## Exercise:
Copy the records below exactly. Include all of them.

━━━━━ Data excerpts ━━━━━

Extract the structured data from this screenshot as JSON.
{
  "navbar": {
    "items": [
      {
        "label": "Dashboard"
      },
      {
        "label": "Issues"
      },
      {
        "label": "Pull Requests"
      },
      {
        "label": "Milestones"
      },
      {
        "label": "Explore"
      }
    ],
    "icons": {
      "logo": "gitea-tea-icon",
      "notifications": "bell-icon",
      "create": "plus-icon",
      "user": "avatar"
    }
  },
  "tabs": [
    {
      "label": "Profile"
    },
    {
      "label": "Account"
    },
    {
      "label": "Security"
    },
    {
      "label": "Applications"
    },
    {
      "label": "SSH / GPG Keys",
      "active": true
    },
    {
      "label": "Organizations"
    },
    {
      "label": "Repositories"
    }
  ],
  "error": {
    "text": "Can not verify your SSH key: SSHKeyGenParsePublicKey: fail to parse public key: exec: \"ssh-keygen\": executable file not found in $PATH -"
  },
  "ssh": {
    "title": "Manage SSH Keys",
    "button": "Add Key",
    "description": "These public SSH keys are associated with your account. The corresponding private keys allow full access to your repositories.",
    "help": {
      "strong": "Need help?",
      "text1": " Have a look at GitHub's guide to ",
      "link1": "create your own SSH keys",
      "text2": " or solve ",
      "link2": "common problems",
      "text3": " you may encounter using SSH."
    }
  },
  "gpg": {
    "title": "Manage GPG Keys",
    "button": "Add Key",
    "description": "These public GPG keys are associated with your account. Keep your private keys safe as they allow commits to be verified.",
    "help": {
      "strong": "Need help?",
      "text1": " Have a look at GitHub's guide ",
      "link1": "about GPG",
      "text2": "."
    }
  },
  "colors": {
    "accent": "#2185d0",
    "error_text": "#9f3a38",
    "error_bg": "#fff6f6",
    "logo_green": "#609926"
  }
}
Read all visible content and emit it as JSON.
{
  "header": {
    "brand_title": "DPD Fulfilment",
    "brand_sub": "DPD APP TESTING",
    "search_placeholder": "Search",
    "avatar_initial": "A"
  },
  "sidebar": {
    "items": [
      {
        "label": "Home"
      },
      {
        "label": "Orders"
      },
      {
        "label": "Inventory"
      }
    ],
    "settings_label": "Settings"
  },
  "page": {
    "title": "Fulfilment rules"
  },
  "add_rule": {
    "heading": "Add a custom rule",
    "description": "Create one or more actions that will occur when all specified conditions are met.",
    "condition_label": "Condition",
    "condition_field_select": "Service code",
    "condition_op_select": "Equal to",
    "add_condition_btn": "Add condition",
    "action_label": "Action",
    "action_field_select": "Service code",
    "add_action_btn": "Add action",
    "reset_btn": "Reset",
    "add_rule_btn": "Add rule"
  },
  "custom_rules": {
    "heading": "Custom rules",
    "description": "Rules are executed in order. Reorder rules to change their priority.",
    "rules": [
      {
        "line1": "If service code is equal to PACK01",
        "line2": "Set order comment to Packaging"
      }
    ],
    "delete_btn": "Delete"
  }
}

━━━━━

## Answer to this exercise:
Extract the structured data from this screenshot as JSON.
{
  "navbar": {
    "items": [
      {
        "label": "Dashboard"
      },
      {
        "label": "Issues"
      },
      {
        "label": "Pull Requests"
      },
      {
        "label": "Milestones"
      },
      {
        "label": "Explore"
      }
    ],
    "icons": {
      "logo": "gitea-tea-icon",
      "notifications": "bell-icon",
      "create": "plus-icon",
      "user": "avatar"
    }
  },
  "tabs": [
    {
      "label": "Profile"
    },
    {
      "label": "Account"
    },
    {
      "label": "Security"
    },
    {
      "label": "Applications"
    },
    {
      "label": "SSH / GPG Keys",
      "active": true
    },
    {
      "label": "Organizations"
    },
    {
      "label": "Repositories"
    }
  ],
  "error": {
    "text": "Can not verify your SSH key: SSHKeyGenParsePublicKey: fail to parse public key: exec: \"ssh-keygen\": executable file not found in $PATH -"
  },
  "ssh": {
    "title": "Manage SSH Keys",
    "button": "Add Key",
    "description": "These public SSH keys are associated with your account. The corresponding private keys allow full access to your repositories.",
    "help": {
      "strong": "Need help?",
      "text1": " Have a look at GitHub's guide to ",
      "link1": "create your own SSH keys",
      "text2": " or solve ",
      "link2": "common problems",
      "text3": " you may encounter using SSH."
    }
  },
  "gpg": {
    "title": "Manage GPG Keys",
    "button": "Add Key",
    "description": "These public GPG keys are associated with your account. Keep your private keys safe as they allow commits to be verified.",
    "help": {
      "strong": "Need help?",
      "text1": " Have a look at GitHub's guide ",
      "link1": "about GPG",
      "text2": "."
    }
  },
  "colors": {
    "accent": "#2185d0",
    "error_text": "#9f3a38",
    "error_bg": "#fff6f6",
    "logo_green": "#609926"
  }
}
Read all visible content and emit it as JSON.
{
  "header": {
    "brand_title": "DPD Fulfilment",
    "brand_sub": "DPD APP TESTING",
    "search_placeholder": "Search",
    "avatar_initial": "A"
  },
  "sidebar": {
    "items": [
      {
        "label": "Home"
      },
      {
        "label": "Orders"
      },
      {
        "label": "Inventory"
      }
    ],
    "settings_label": "Settings"
  },
  "page": {
    "title": "Fulfilment rules"
  },
  "add_rule": {
    "heading": "Add a custom rule",
    "description": "Create one or more actions that will occur when all specified conditions are met.",
    "condition_label": "Condition",
    "condition_field_select": "Service code",
    "condition_op_select": "Equal to",
    "add_condition_btn": "Add condition",
    "action_label": "Action",
    "action_field_select": "Service code",
    "add_action_btn": "Add action",
    "reset_btn": "Reset",
    "add_rule_btn": "Add rule"
  },
  "custom_rules": {
    "heading": "Custom rules",
    "description": "Rules are executed in order. Reorder rules to change their priority.",
    "rules": [
      {
        "line1": "If service code is equal to PACK01",
        "line2": "Set order comment to Packaging"
      }
    ],
    "delete_btn": "Delete"
  }
}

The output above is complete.